"There is a strong public safety need for this information to be accessible to the NICS, and some states are currently under-reporting or not reporting certain information to the NICS at all,” said HHS Secretary Kathleen Sebelius. Some states point to federal privacy restrictions as a reason not to share relevant information with NICS.
But under a proposed rule to be published in the Federal Register on Tuesday, Jan. 7, the administration hopes to add more names to its "prohibited" list.
Federal law says people may not possess or receive a firearm if they have been involuntarily committed to a mental institution; found incompetent to stand trial or have pleaded not guilty by reason of insanity; or "otherwise have been determined by a court, board, commission, or other lawful authority to be a danger to themselves or others or to lack the mental capacity to contract or manage their own affairs."
Under Obamacare, the administration expects millions of Americans to gain coverage for mental health services, and HHS says its proposed rule is not intended to discourage such treatment.
HHS noted that seeking help for mental health problems or getting treatment "does not make someone legally prohibited from having a firearm," and it said the proposed rule does not change that. "Furthermore, nothing in this proposed rule would require reporting on general mental health visits or other routine mental health care." Routine treatment is still subject to HIPAA privacy rules, HHS says.
HHS said its proposed rule is "narrowly drawn" and "carefully tailored" so it would not apply to "the vast majority of treating health care providers." Only HIPAA-covered entities such as hospitals with "lawful authority" to make adjudication or commitment decisions would be allowed to disclose mental health information to the National Instant Criminal Background Check System.
The information provided to NICS would not include medical records, or any mental health information beyond an indication that the individual is prohibited from possessing a firearm, the rule says.
The National Instant Criminal Background Check System (NICS), maintained by the FBI, is used to determine whether a potential firearms recipient is legally prohibited from possessing a firearm.
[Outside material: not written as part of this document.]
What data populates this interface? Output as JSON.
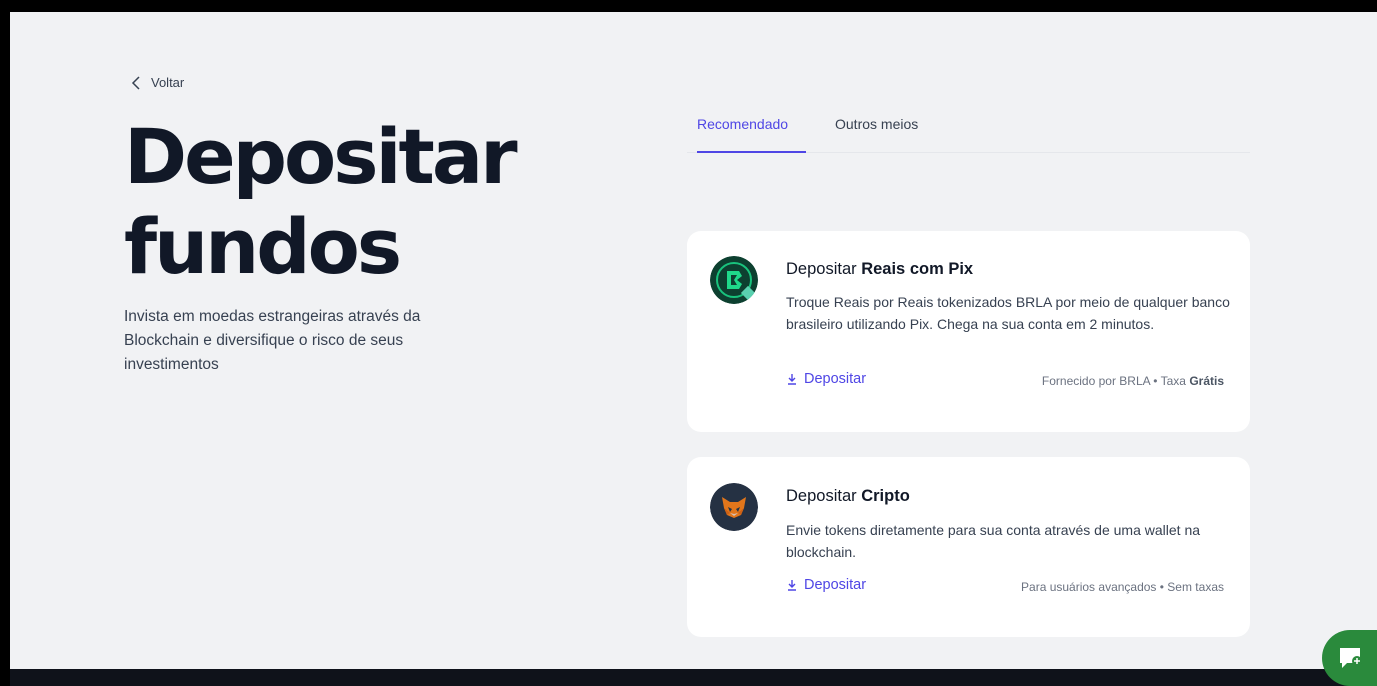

Other prohibited persons include felons and those convicted of domestic violence.
The proposed HIPAA modifications would permit -- but not require -- covered entities to report to the NICS.
HHS is accepting comments on the proposed rule for the next 60 days.
As for arguments that Congress, not HHS, should make modifications to HIPAA, HHS noted that Congress gave the department the authority to modify HIPAA "as appropriate."
"We note that Congress, when it enacted HIPAA, provided the Department with general authority to determine the permissible uses and disclosures of covered entities and modify the HIPAA standards as appropriate. It is under this authority that the Department has proposed to modify the Privacy Rule to permit certain disclosures for the purpose of NICS reporting."
The proposed rule comes almost one year after President Obama announced 23 executive actions aimed at curbing "gun violence" across the nation.
On the same day HHS announced the HIPAA modifications, the Justice Department issued a proposed regulation to "clarify who, due to mental health reasons, is prohibited under federal law from possessing or receiving firearms."
DOJ is amending the definition of “adjudicated as a mental defective” to clarify that persons found not guilty by reason of mental disease or defect are included in the definition of “adjudicated as a mental defective.”
In addition, the Justice Department is amending the definition of “committed to a mental institution” to clarify that involuntary commitment includes both inpatient and outpatient treatment.
“This step will provide clear guidance on who is prohibited from possessing firearms under federal law for reasons related to mental health, enabling America’s brave law enforcement and public safety officials to better protect the American people and ensure the safety of our homes and communities," Attorney General Eric Holder said.